(Recorded data)
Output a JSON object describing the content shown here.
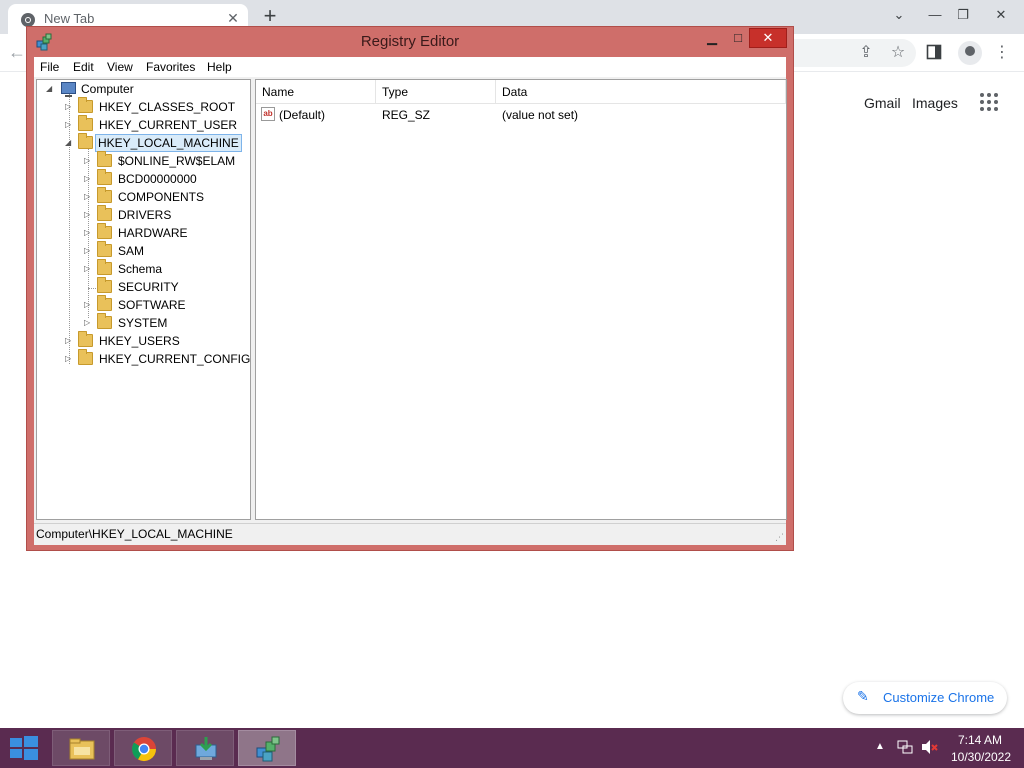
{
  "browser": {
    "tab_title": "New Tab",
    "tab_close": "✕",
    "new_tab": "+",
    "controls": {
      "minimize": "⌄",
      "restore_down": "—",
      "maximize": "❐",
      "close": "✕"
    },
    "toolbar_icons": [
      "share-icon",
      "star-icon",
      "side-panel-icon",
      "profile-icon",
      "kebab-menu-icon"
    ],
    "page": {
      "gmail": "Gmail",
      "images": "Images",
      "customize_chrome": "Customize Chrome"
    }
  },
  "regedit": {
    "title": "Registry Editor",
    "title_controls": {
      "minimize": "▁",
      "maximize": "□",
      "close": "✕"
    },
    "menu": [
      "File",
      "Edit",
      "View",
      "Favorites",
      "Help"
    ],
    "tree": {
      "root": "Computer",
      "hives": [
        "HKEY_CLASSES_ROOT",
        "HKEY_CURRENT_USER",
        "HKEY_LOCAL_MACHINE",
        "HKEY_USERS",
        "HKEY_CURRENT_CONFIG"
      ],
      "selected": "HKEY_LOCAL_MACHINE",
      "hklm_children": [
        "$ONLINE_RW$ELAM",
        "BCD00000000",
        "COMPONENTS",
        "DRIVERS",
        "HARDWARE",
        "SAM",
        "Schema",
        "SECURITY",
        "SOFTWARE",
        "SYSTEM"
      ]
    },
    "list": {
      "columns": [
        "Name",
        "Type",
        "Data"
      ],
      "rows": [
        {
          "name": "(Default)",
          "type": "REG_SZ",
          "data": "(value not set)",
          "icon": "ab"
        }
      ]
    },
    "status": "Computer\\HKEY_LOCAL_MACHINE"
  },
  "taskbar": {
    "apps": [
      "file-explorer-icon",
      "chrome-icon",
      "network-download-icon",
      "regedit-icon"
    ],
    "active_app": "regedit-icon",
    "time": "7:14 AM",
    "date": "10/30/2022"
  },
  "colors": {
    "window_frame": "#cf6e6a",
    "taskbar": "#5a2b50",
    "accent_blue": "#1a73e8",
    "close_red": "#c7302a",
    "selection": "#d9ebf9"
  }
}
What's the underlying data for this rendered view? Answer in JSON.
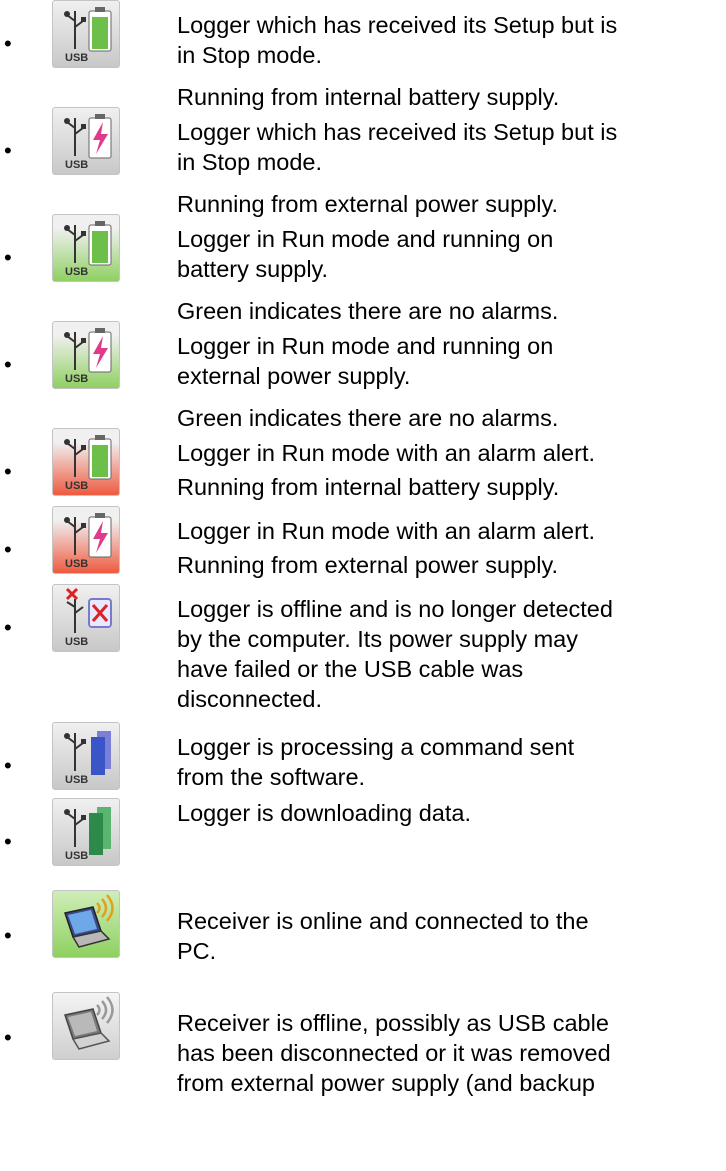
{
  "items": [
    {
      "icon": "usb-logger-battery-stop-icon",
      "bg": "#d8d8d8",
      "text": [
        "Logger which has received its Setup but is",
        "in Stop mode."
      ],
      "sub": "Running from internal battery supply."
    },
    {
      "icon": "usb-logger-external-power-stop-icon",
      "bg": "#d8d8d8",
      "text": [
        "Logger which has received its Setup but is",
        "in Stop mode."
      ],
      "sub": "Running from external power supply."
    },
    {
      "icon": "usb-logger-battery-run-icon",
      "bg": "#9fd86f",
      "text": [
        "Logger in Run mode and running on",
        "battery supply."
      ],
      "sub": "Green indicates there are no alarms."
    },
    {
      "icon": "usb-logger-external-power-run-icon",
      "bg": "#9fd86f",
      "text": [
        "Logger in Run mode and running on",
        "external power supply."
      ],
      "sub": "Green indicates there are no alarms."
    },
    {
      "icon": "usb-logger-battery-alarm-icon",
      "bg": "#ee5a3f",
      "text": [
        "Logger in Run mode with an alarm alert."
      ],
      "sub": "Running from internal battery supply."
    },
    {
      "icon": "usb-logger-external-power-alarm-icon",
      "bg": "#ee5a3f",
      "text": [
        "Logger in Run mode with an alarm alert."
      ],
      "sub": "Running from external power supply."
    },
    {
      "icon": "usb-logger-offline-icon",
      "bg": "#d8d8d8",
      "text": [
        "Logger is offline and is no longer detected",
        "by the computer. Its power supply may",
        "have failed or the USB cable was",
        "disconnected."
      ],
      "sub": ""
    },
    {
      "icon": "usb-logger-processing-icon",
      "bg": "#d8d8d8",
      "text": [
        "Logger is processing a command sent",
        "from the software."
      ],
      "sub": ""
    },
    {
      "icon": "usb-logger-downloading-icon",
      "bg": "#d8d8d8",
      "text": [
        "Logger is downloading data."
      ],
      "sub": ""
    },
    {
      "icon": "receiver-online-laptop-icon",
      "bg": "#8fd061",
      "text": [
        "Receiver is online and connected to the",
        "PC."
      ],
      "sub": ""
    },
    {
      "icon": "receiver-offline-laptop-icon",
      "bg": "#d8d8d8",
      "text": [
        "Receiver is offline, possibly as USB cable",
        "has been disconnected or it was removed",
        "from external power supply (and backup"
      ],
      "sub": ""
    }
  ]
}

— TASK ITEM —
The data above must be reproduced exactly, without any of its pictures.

— RESPONSE FOR THIS EXERCISE —
Output a JSON object describing the content shown here.
{
  "browser": {
    "tab_title": "New Tab",
    "tab_close": "✕",
    "new_tab": "+",
    "controls": {
      "minimize": "⌄",
      "restore_down": "—",
      "maximize": "❐",
      "close": "✕"
    },
    "toolbar_icons": [
      "share-icon",
      "star-icon",
      "side-panel-icon",
      "profile-icon",
      "kebab-menu-icon"
    ],
    "page": {
      "gmail": "Gmail",
      "images": "Images",
      "customize_chrome": "Customize Chrome"
    }
  },
  "regedit": {
    "title": "Registry Editor",
    "title_controls": {
      "minimize": "▁",
      "maximize": "□",
      "close": "✕"
    },
    "menu": [
      "File",
      "Edit",
      "View",
      "Favorites",
      "Help"
    ],
    "tree": {
      "root": "Computer",
      "hives": [
        "HKEY_CLASSES_ROOT",
        "HKEY_CURRENT_USER",
        "HKEY_LOCAL_MACHINE",
        "HKEY_USERS",
        "HKEY_CURRENT_CONFIG"
      ],
      "selected": "HKEY_LOCAL_MACHINE",
      "hklm_children": [
        "$ONLINE_RW$ELAM",
        "BCD00000000",
        "COMPONENTS",
        "DRIVERS",
        "HARDWARE",
        "SAM",
        "Schema",
        "SECURITY",
        "SOFTWARE",
        "SYSTEM"
      ]
    },
    "list": {
      "columns": [
        "Name",
        "Type",
        "Data"
      ],
      "rows": [
        {
          "name": "(Default)",
          "type": "REG_SZ",
          "data": "(value not set)",
          "icon": "ab"
        }
      ]
    },
    "status": "Computer\\HKEY_LOCAL_MACHINE"
  },
  "taskbar": {
    "apps": [
      "file-explorer-icon",
      "chrome-icon",
      "network-download-icon",
      "regedit-icon"
    ],
    "active_app": "regedit-icon",
    "time": "7:14 AM",
    "date": "10/30/2022"
  },
  "colors": {
    "window_frame": "#cf6e6a",
    "taskbar": "#5a2b50",
    "accent_blue": "#1a73e8",
    "close_red": "#c7302a",
    "selection": "#d9ebf9"
  }
}
What's the underlying data for this rendered view? Answer in JSON.
{
  "items": [
    {
      "icon": "usb-logger-battery-stop-icon",
      "bg": "#d8d8d8",
      "text": [
        "Logger which has received its Setup but is",
        "in Stop mode."
      ],
      "sub": "Running from internal battery supply."
    },
    {
      "icon": "usb-logger-external-power-stop-icon",
      "bg": "#d8d8d8",
      "text": [
        "Logger which has received its Setup but is",
        "in Stop mode."
      ],
      "sub": "Running from external power supply."
    },
    {
      "icon": "usb-logger-battery-run-icon",
      "bg": "#9fd86f",
      "text": [
        "Logger in Run mode and running on",
        "battery supply."
      ],
      "sub": "Green indicates there are no alarms."
    },
    {
      "icon": "usb-logger-external-power-run-icon",
      "bg": "#9fd86f",
      "text": [
        "Logger in Run mode and running on",
        "external power supply."
      ],
      "sub": "Green indicates there are no alarms."
    },
    {
      "icon": "usb-logger-battery-alarm-icon",
      "bg": "#ee5a3f",
      "text": [
        "Logger in Run mode with an alarm alert."
      ],
      "sub": "Running from internal battery supply."
    },
    {
      "icon": "usb-logger-external-power-alarm-icon",
      "bg": "#ee5a3f",
      "text": [
        "Logger in Run mode with an alarm alert."
      ],
      "sub": "Running from external power supply."
    },
    {
      "icon": "usb-logger-offline-icon",
      "bg": "#d8d8d8",
      "text": [
        "Logger is offline and is no longer detected",
        "by the computer. Its power supply may",
        "have failed or the USB cable was",
        "disconnected."
      ],
      "sub": ""
    },
    {
      "icon": "usb-logger-processing-icon",
      "bg": "#d8d8d8",
      "text": [
        "Logger is processing a command sent",
        "from the software."
      ],
      "sub": ""
    },
    {
      "icon": "usb-logger-downloading-icon",
      "bg": "#d8d8d8",
      "text": [
        "Logger is downloading data."
      ],
      "sub": ""
    },
    {
      "icon": "receiver-online-laptop-icon",
      "bg": "#8fd061",
      "text": [
        "Receiver is online and connected to the",
        "PC."
      ],
      "sub": ""
    },
    {
      "icon": "receiver-offline-laptop-icon",
      "bg": "#d8d8d8",
      "text": [
        "Receiver is offline, possibly as USB cable",
        "has been disconnected or it was removed",
        "from external power supply (and backup"
      ],
      "sub": ""
    }
  ]
}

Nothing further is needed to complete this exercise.